# What you have to do:
Return all lines of the records that contain the word "title".

*** Block opens ***

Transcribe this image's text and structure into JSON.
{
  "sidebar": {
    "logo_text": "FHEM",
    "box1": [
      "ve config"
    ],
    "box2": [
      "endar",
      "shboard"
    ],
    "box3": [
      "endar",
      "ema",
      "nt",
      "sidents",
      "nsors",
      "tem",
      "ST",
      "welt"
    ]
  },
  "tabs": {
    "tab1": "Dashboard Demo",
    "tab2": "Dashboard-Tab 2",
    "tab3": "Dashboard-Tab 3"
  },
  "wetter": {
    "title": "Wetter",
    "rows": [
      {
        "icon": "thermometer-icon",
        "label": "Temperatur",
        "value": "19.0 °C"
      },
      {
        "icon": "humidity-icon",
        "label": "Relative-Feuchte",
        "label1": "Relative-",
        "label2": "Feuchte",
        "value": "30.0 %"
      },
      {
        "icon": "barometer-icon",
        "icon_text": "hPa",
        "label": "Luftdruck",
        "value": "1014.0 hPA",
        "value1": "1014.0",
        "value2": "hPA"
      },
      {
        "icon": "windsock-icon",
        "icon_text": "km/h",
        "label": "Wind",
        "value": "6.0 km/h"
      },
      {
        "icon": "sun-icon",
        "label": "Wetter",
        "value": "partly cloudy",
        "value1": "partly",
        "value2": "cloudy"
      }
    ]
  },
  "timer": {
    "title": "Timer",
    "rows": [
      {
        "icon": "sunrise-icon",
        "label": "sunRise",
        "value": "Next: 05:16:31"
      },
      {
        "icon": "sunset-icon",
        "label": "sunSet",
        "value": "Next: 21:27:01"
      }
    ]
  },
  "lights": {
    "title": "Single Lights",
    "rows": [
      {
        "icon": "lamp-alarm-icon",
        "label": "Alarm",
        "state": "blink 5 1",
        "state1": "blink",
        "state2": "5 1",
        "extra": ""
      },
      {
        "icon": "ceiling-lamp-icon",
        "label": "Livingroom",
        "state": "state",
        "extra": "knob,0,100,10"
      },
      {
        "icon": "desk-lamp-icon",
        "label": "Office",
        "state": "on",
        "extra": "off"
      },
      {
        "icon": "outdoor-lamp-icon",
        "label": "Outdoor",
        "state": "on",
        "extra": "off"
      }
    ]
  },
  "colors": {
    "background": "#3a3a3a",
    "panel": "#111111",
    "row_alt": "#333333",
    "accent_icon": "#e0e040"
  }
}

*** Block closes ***

# Task answer:
    "title": "Wetter",
    "title": "Timer",
    "title": "Single Lights",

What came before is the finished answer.